──────── EXERCISE INPUT ────────

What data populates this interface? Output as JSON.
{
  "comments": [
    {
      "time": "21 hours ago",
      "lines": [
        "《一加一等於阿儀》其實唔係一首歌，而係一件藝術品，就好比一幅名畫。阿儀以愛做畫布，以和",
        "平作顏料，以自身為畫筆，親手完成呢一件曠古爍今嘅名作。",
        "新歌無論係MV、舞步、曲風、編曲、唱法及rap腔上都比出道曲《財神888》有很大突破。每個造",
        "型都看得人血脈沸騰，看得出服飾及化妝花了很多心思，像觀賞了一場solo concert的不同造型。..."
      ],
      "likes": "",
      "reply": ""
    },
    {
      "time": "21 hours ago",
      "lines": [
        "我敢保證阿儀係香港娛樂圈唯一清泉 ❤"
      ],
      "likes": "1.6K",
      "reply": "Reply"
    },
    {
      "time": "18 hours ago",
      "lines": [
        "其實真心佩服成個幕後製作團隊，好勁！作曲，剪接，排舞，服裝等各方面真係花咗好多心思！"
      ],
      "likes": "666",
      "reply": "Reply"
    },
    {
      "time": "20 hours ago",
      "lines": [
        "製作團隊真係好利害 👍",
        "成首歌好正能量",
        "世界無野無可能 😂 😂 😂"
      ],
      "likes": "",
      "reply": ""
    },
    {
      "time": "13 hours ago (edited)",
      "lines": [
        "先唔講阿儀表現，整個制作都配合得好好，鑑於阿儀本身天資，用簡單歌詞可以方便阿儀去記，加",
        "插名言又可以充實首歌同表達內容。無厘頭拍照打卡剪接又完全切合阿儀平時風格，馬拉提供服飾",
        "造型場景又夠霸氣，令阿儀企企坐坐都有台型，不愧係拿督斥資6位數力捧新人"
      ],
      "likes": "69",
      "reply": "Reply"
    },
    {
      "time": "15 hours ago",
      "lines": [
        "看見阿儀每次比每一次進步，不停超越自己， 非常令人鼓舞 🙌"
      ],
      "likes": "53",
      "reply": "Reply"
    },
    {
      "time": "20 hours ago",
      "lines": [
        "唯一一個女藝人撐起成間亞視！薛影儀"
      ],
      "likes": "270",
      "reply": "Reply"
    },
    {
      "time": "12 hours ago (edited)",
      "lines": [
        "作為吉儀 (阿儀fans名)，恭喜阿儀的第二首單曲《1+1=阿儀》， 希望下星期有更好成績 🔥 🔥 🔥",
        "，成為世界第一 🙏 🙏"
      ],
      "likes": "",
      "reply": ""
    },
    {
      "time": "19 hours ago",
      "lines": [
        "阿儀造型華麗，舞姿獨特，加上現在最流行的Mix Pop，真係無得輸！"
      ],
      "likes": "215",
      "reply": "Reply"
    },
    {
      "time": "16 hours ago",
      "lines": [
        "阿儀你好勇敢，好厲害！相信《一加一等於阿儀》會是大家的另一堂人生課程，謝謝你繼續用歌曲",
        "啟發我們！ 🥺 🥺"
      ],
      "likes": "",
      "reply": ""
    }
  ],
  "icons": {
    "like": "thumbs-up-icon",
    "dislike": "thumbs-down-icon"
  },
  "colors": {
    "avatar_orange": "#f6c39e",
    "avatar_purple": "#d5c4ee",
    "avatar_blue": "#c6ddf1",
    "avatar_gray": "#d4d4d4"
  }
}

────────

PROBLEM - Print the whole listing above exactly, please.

OUTPUT OF THE TASK -
What data populates this interface? Output as JSON.
{
  "comments": [
    {
      "time": "21 hours ago",
      "lines": [
        "《一加一等於阿儀》其實唔係一首歌，而係一件藝術品，就好比一幅名畫。阿儀以愛做畫布，以和",
        "平作顏料，以自身為畫筆，親手完成呢一件曠古爍今嘅名作。",
        "新歌無論係MV、舞步、曲風、編曲、唱法及rap腔上都比出道曲《財神888》有很大突破。每個造",
        "型都看得人血脈沸騰，看得出服飾及化妝花了很多心思，像觀賞了一場solo concert的不同造型。..."
      ],
      "likes": "",
      "reply": ""
    },
    {
      "time": "21 hours ago",
      "lines": [
        "我敢保證阿儀係香港娛樂圈唯一清泉 ❤"
      ],
      "likes": "1.6K",
      "reply": "Reply"
    },
    {
      "time": "18 hours ago",
      "lines": [
        "其實真心佩服成個幕後製作團隊，好勁！作曲，剪接，排舞，服裝等各方面真係花咗好多心思！"
      ],
      "likes": "666",
      "reply": "Reply"
    },
    {
      "time": "20 hours ago",
      "lines": [
        "製作團隊真係好利害 👍",
        "成首歌好正能量",
        "世界無野無可能 😂 😂 😂"
      ],
      "likes": "",
      "reply": ""
    },
    {
      "time": "13 hours ago (edited)",
      "lines": [
        "先唔講阿儀表現，整個制作都配合得好好，鑑於阿儀本身天資，用簡單歌詞可以方便阿儀去記，加",
        "插名言又可以充實首歌同表達內容。無厘頭拍照打卡剪接又完全切合阿儀平時風格，馬拉提供服飾",
        "造型場景又夠霸氣，令阿儀企企坐坐都有台型，不愧係拿督斥資6位數力捧新人"
      ],
      "likes": "69",
      "reply": "Reply"
    },
    {
      "time": "15 hours ago",
      "lines": [
        "看見阿儀每次比每一次進步，不停超越自己， 非常令人鼓舞 🙌"
      ],
      "likes": "53",
      "reply": "Reply"
    },
    {
      "time": "20 hours ago",
      "lines": [
        "唯一一個女藝人撐起成間亞視！薛影儀"
      ],
      "likes": "270",
      "reply": "Reply"
    },
    {
      "time": "12 hours ago (edited)",
      "lines": [
        "作為吉儀 (阿儀fans名)，恭喜阿儀的第二首單曲《1+1=阿儀》， 希望下星期有更好成績 🔥 🔥 🔥",
        "，成為世界第一 🙏 🙏"
      ],
      "likes": "",
      "reply": ""
    },
    {
      "time": "19 hours ago",
      "lines": [
        "阿儀造型華麗，舞姿獨特，加上現在最流行的Mix Pop，真係無得輸！"
      ],
      "likes": "215",
      "reply": "Reply"
    },
    {
      "time": "16 hours ago",
      "lines": [
        "阿儀你好勇敢，好厲害！相信《一加一等於阿儀》會是大家的另一堂人生課程，謝謝你繼續用歌曲",
        "啟發我們！ 🥺 🥺"
      ],
      "likes": "",
      "reply": ""
    }
  ],
  "icons": {
    "like": "thumbs-up-icon",
    "dislike": "thumbs-down-icon"
  },
  "colors": {
    "avatar_orange": "#f6c39e",
    "avatar_purple": "#d5c4ee",
    "avatar_blue": "#c6ddf1",
    "avatar_gray": "#d4d4d4"
  }
}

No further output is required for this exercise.